This is what makes Rajas of the Ganges: The Dice Charmers more than just Yahtzee with pretty dice. There are fun strategic choices about the balance between efficiency and speed, all while also having to worry about whether your opponents are going to outfox you. It makes the game fairly tense for a seemingly innocuous roll-and-write. I found this especially true in the two-player game, where each player chooses twice, so thinking about what the other player will take between your first and second draw (and thus influencing which die you take first) can create some really painful-yet-fun dilemmas.
There are a few fiddly bits that make the rules more complicated than necessary. If I could remove the elephant and its associated die removal entirely, I would, and I’d probably take out the karma rules which feel added solely to match a feature in the original version of Rajas. And there’s a subtle rule about how roads a can be placed that we ultimately ended up ignoring because I wasn’t keen on enforcing it and it played just fine without it.
Theme-wise, it’s pretty, but not really about India at all.
With those exceptions, everything else in this game is really tight and, dang it, just fun. If you wanted to pack very light, you could just bring a pad of scoresheets, the 8 dice, and some pencils and play on a train or airplane tray table. It’s a fun game with just enough heft to feel like a game for gamers, but it’s fast and has a very low footprint.
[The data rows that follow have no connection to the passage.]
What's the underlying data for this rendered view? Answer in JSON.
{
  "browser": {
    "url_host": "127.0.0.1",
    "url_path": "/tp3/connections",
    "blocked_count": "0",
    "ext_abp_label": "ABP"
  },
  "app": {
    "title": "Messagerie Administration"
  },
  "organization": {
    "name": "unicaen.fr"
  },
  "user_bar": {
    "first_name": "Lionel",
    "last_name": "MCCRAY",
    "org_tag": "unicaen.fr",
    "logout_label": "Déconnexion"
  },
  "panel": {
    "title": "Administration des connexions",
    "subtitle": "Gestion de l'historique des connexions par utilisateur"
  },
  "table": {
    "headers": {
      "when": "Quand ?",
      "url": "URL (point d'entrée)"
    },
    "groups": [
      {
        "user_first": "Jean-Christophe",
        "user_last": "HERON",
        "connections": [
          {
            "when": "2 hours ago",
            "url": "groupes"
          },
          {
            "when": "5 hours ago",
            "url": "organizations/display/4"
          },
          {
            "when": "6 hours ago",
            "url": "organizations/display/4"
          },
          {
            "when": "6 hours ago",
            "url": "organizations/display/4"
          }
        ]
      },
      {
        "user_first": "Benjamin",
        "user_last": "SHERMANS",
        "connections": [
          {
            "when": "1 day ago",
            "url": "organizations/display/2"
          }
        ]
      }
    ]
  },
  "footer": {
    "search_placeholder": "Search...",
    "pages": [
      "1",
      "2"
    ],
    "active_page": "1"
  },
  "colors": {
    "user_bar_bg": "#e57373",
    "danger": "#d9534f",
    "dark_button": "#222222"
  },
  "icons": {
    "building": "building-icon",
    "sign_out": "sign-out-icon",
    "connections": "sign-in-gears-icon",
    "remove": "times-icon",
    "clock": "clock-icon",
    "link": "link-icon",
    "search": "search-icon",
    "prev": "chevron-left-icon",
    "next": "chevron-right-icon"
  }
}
Obviously, I really liked the game and my niece liked it a lot, for the same reasons I did. She hadn’t ever played a game where planning out combos for maximum impact was such a key part of the game, and she got into it.
As for my wife, I knew going in this was not her cup of tea, game-wise. Except for Wingspan, she just never gets into games where the key to winning looks like: “A triggers B which triggers C, and oh, don’t forget whenever C then I get to do X.” She played along as a good sport because she wanted to hang out with my niece, but the game was not for her and she essentially said, this is “like 7 Wonders and Macao and anything where the key to winning is to create a chain reaction, and you know those games feel like work to me.” I don’t agree with her that Dice Charmers is like those other games, but I see her point that for Dice Charmers to be fun, you have to like the feeling of triggering one action and having it ripple through, triggering multiple other actions.
As it is, I love me a good combo, so on a scale of 1-5, I’d give Dice Charmers a solid 4, and higher if you told me that you had to carry the game in a purse or briefcase. I’d prefer to play the original Rajas of the Ganges over Dice Charmers, but I suspect I will get far more opportunities to squeeze in the thirty-to-sixty minutes for Dice Charmers than I will for full Rajas experience, and with a bigger box to carry around it might not even be with me when the gaming moment presents itself.
Plus, both versions are available for online play at the excellent and always 100% free, zero advertising website, Yucata. I recommend you open an account (it’s free!) by heading to https://yucata.de/en and then check out the game itself at https://www.yucata.de/en/GameInfo/RajasDice.
Final Score: 4 Stars – A decent amount of strategic decision-making packed into a very portable package.
• A few too many fiddly rules
• Theme is really just glued on